The nation's trade deficit narrowed sharply in September, as U.S. exports climbed by 14 per cent to a record $10.9 billion, the Commerce Department reported yesterday.
Analysts said that the lower deficit - it was $1.7 billion in September compared with $2.7 billion in August - did not represent an improvement in the nation's long-term picture but represents a step-up in shipments by exporters who were trying to beat the Oct. 1 dock strike.
The nation is expected to run a trade deficit of between $25 billion and $30 billion this year, with all of the imbalance due to an expected $45 billion of oil imports.
While oil imports account for more than the entire trade deficit, the trade surplus the nation runs in non-oil products has been shrinking steadily over the last three years, in large part because the major industrial economies in Europe and Japan have not been growing as fast as the U.S. economy.

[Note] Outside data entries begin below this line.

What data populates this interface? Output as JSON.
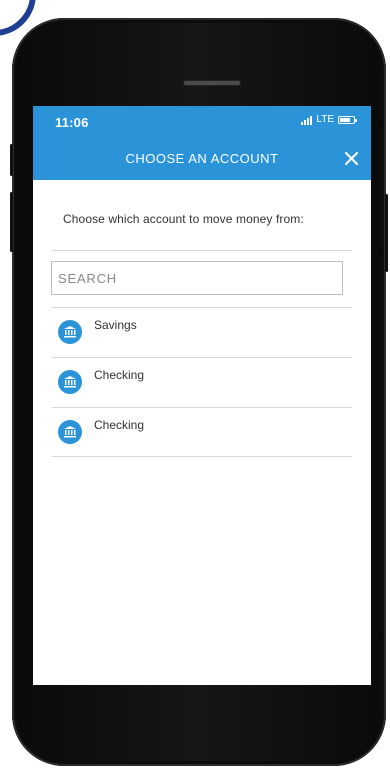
{
  "status": {
    "time": "11:06",
    "network": "LTE"
  },
  "header": {
    "title": "CHOOSE AN ACCOUNT",
    "close_icon": "close-icon"
  },
  "prompt": "Choose which account to move money from:",
  "search": {
    "placeholder": "SEARCH",
    "value": ""
  },
  "accounts": [
    {
      "label": "Savings",
      "icon": "bank-icon"
    },
    {
      "label": "Checking",
      "icon": "bank-icon"
    },
    {
      "label": "Checking",
      "icon": "bank-icon"
    }
  ],
  "colors": {
    "accent": "#2b94d9",
    "text": "#333333",
    "divider": "#d8d8d8"
  }
}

That means demand abroad for U.S. products has not been growing nearly as fast as demand for imports in the United States.
Treasury Secretary W. Michael Blumenthal, who said earlier this year that he thought the huge trade deficit was only temporary, has said recently that he is more concerned than he was last spring. "Now we're no longer so certain we have a goid handle on it," Blumenthal said of the trade problem.
The swelling trade deficit - so far this year, U.S. citizens have spent $19.3 billion more abroad to buy goods than foreigners have spent in the U.S. - has contributed to the weakening dollar and has been used to strengthen the arguments of industries and unions who want to erect barriers to imports that threaten American jobs.
Furthermore, noted senior Commerce Department economist Maynard Comiez, when the nation runs big trade deficits for an extended period of time - buying goods from foreign, rather than domestic producers - it becomes harder to achieve goals such as reducing unemployment.
Comiez said that the deficit can be expected to swell again in October, in part because the East and Gulf coast dock strike will make trade more difficult and in part because exports that ordinarily would have been shipped in October were shipped in September.
The Commerce Department said that while the value of exports rose from $9.5 billion to $10.9 billion, imports increased from $12.2 billion to $12.6 billion.
During the first nine months of the year, exports totalled #90.6 billion compared with $85.2 billion for the first nine months of 1976, while imports totalled $109.9 billion compared with $88.3 billion for the first nine months of last year.
For all of 1976, the nation imported $5.7 billion more than it expected. In 1975, as the sharp U.S. recession reduced demand for foreign goods, the nation ran at trade surplus.
Commerce Department analysts said that there was a big jump in machinery exports last month, but that no particular type of machinery had a huge increase. There was also a surge of steel imports, a Commerce Department economist said. Nearly 20,000 U.S. steelworkers have been laid off since mid-summer, in part because of imports.
Oil imports, which had declined in July and August, climbed again in September. Oil imports will account for about 30 per cent of the nation's total imports. The oil bill will be about 10 times bigger this year than in 1972 before the Arab oil embargo.
Treasury Secretary Blumenthal is in the Middle East now to try to convince oil producers not to raise prices. Oil prices have risen more than fivefold since 1973.